Unfortunately, some i OS shops have not had much luck getting these tools to monitor their MQSeries implementations. “Enterprise-type products tend to run quite well in the Unix- and Windows-based environments, but when you put them out on the iSeries, with its architecture, it tends to have an adverse affect on performance. I think that was quite diplomatic,” Ratchford said.
The problem has to do with how the large enterprise toolmakers develop software for the i OS. The method leads to frequent use of network communication, which has a deleterious affect on the i OS servers. “We had two very large customers come to us and say, ‘Please help us monitor MQSeries on the iSeries. We can’t find anything out there that does it effectively and doesn’t crucify the machines,” said Ratchford (being a little less diplomatic but a little more frank).
That was three months ago. CCSS, which is based in England and has U.S. offices in North Carolina, set out to develop a native i OS MQ Series monitoring solution, which it delivered with QSystem Monitor Version 12 Release 9.
QSystem Monitor traditionally has focused on monitoring and controlling various aspects of the i OS server itself, such as processor utilization, I/O, interactive CPW, disk arm movement, and nearly 140 other operational aspects of this unique machine.
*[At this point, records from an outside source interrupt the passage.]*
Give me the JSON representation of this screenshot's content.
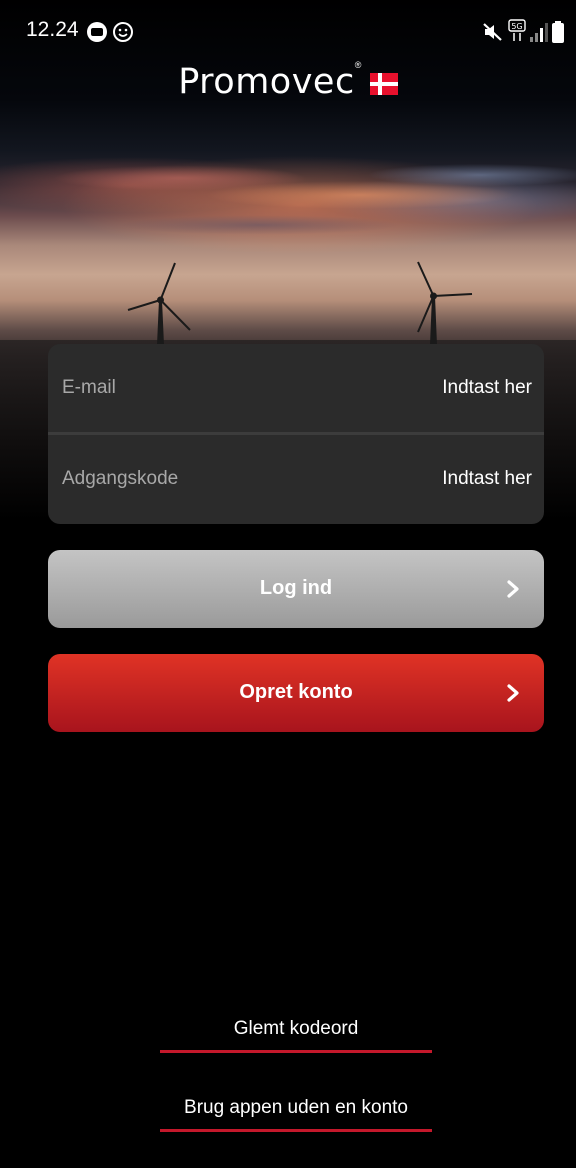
{
  "status_bar": {
    "time": "12.24",
    "icons": [
      "tv2-icon",
      "smiley-icon",
      "mute-icon",
      "5g-icon",
      "signal-icon",
      "battery-icon"
    ],
    "network_label": "5G"
  },
  "brand": {
    "name": "Promovec",
    "registered_mark": "®",
    "flag": "denmark-flag"
  },
  "login_form": {
    "email_label": "E-mail",
    "email_placeholder": "Indtast her",
    "email_value": "",
    "password_label": "Adgangskode",
    "password_placeholder": "Indtast her",
    "password_value": ""
  },
  "buttons": {
    "login_label": "Log ind",
    "create_account_label": "Opret konto"
  },
  "links": {
    "forgot_password": "Glemt kodeord",
    "use_without_account": "Brug appen uden en konto"
  },
  "colors": {
    "background": "#000000",
    "card": "#2b2b2b",
    "login_button": "#b0b0b0",
    "create_button": "#c41f24",
    "accent_underline": "#c4182b"
  }
}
With the addition of MQSeries monitoring, the company is delving into application-level monitoring for the first time.
QSystem Monitor features a graphical PC-based front-end, which will come in very handy for monitoring MQSeries operations. With many MQSeries shops running thousands of message queues, monitoring them manually from a green screen is just not feasible. The graphical front-end enables customers to customize their view of message queues, including viewing only those queues that have a problem.
QSystem Monitor targets four main areas of MQSeries, including MQ Queue Managers, MQ Listeners, MQ Channels, and MQ Queues. Within the MQ Queue area, the tool offers four additional monitors, including the Application Status, Age of Oldest Message, Average Queue Time, and Queue Depth. Other monitors include Queue Depth Maximum, Queue Depth/Trigger, Open Count-Input, and Open Count-Output.
CCSS’ graphical front-end enables users to view these monitors in a graphical format, or display them in a textual basis on the screen. Most users will choose to use QSystem Monitor’s filters to reduce the screen clutter, and only display those monitors that are exceeding thresholds, such as too many messages waiting in a queue. Color-coding of each monitor helps users quickly see if anything is going wrong. Users can also receive notification of problems via e-mail, text message, and SMS.
QSystem Monitor 12.9 also introduces two other monitors: the Uncommitted Message Count and the Dead Letter Queue, which is where undeliverable messages end up. “Each of the four beta test sites we’re using picked up on the Dead Letter Queue and said ‘This is a queue that we want to monitor the depth of, and we’ll put a threshold of zero on it.’ So as soon as an entry goes onto the Dead Letter Queue, they know about it straightaway.”
CCSS makes all of the information accessible from a single screen, and enables users to drill up and down to see the various monitors. By comparison, operators trying to gauge the state of their MQSeries implementations using IBM’s native green-screen interfaces will have to navigate through nearly 20 screens to get the same information.
Speed is of the utmost importance in an enterprise data center setting, where management by exception is the rule. “As an operations manager, I want to know when something’s going wrong, or more importantly when something’s about to go wrong,” Ratchford says. “I don’t to sit and be told something’s working all the time. I’m not interested in that. I’m more interested in things going wrong.”
QSystem Monitor version 12 release 9 will be available later this month. For more information, visit www.ccssltd.com.